* Exercise objective: For this task, every record below must be reproduced exactly.

[Data excerpts]
=====

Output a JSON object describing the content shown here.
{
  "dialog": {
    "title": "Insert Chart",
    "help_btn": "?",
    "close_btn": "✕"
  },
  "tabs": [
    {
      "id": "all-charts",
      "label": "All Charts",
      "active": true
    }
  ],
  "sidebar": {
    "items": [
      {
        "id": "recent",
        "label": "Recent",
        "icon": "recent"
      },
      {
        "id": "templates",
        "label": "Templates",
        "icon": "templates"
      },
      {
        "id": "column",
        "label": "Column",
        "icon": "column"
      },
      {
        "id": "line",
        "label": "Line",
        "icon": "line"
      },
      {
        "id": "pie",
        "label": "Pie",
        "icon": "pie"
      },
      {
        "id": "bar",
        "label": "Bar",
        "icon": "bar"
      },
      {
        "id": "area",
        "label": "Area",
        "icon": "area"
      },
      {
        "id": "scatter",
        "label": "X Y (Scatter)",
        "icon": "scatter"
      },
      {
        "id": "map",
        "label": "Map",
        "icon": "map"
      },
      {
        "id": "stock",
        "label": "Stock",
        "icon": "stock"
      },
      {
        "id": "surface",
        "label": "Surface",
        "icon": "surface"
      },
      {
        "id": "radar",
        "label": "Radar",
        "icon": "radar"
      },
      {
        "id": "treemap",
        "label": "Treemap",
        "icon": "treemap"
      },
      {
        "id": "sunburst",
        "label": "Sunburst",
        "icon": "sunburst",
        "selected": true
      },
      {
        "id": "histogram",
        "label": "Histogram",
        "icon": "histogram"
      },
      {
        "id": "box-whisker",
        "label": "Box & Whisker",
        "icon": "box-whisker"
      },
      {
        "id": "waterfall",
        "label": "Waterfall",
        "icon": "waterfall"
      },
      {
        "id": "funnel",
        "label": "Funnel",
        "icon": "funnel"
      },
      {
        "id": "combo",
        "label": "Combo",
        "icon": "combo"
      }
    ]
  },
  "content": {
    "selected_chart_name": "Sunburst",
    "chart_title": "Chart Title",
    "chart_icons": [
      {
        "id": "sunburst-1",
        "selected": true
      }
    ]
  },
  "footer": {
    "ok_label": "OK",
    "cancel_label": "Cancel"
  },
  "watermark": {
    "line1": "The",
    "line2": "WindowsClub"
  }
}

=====

* Task result:
Output a JSON object describing the content shown here.
{
  "dialog": {
    "title": "Insert Chart",
    "help_btn": "?",
    "close_btn": "✕"
  },
  "tabs": [
    {
      "id": "all-charts",
      "label": "All Charts",
      "active": true
    }
  ],
  "sidebar": {
    "items": [
      {
        "id": "recent",
        "label": "Recent",
        "icon": "recent"
      },
      {
        "id": "templates",
        "label": "Templates",
        "icon": "templates"
      },
      {
        "id": "column",
        "label": "Column",
        "icon": "column"
      },
      {
        "id": "line",
        "label": "Line",
        "icon": "line"
      },
      {
        "id": "pie",
        "label": "Pie",
        "icon": "pie"
      },
      {
        "id": "bar",
        "label": "Bar",
        "icon": "bar"
      },
      {
        "id": "area",
        "label": "Area",
        "icon": "area"
      },
      {
        "id": "scatter",
        "label": "X Y (Scatter)",
        "icon": "scatter"
      },
      {
        "id": "map",
        "label": "Map",
        "icon": "map"
      },
      {
        "id": "stock",
        "label": "Stock",
        "icon": "stock"
      },
      {
        "id": "surface",
        "label": "Surface",
        "icon": "surface"
      },
      {
        "id": "radar",
        "label": "Radar",
        "icon": "radar"
      },
      {
        "id": "treemap",
        "label": "Treemap",
        "icon": "treemap"
      },
      {
        "id": "sunburst",
        "label": "Sunburst",
        "icon": "sunburst",
        "selected": true
      },
      {
        "id": "histogram",
        "label": "Histogram",
        "icon": "histogram"
      },
      {
        "id": "box-whisker",
        "label": "Box & Whisker",
        "icon": "box-whisker"
      },
      {
        "id": "waterfall",
        "label": "Waterfall",
        "icon": "waterfall"
      },
      {
        "id": "funnel",
        "label": "Funnel",
        "icon": "funnel"
      },
      {
        "id": "combo",
        "label": "Combo",
        "icon": "combo"
      }
    ]
  },
  "content": {
    "selected_chart_name": "Sunburst",
    "chart_title": "Chart Title",
    "chart_icons": [
      {
        "id": "sunburst-1",
        "selected": true
      }
    ]
  },
  "footer": {
    "ok_label": "OK",
    "cancel_label": "Cancel"
  },
  "watermark": {
    "line1": "The",
    "line2": "WindowsClub"
  }
}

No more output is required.